(Web page and app entries)

.....

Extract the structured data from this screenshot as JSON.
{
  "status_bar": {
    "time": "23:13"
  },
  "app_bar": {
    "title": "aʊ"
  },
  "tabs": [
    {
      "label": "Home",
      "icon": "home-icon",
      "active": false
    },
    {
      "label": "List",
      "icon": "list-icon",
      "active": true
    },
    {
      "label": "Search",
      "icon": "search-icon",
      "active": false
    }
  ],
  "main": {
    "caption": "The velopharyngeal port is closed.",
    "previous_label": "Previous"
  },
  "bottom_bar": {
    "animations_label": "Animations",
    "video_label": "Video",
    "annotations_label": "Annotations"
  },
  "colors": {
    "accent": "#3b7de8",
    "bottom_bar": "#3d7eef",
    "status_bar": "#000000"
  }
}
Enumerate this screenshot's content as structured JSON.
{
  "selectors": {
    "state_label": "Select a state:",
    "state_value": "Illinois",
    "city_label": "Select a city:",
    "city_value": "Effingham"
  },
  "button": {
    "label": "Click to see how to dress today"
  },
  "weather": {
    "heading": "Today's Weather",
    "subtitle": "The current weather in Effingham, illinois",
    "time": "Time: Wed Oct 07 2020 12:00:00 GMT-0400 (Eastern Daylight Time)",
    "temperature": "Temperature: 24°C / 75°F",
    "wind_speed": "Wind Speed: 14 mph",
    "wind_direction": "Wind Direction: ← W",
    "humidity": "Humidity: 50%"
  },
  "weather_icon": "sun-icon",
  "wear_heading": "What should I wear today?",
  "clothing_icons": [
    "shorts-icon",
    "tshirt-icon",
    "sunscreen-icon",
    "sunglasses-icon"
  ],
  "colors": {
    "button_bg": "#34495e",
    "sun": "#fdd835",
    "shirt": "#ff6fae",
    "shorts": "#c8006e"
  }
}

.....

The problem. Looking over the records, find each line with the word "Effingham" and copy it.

Solution to this exercise.
    "city_value": "Effingham"
    "subtitle": "The current weather in Effingham, illinois",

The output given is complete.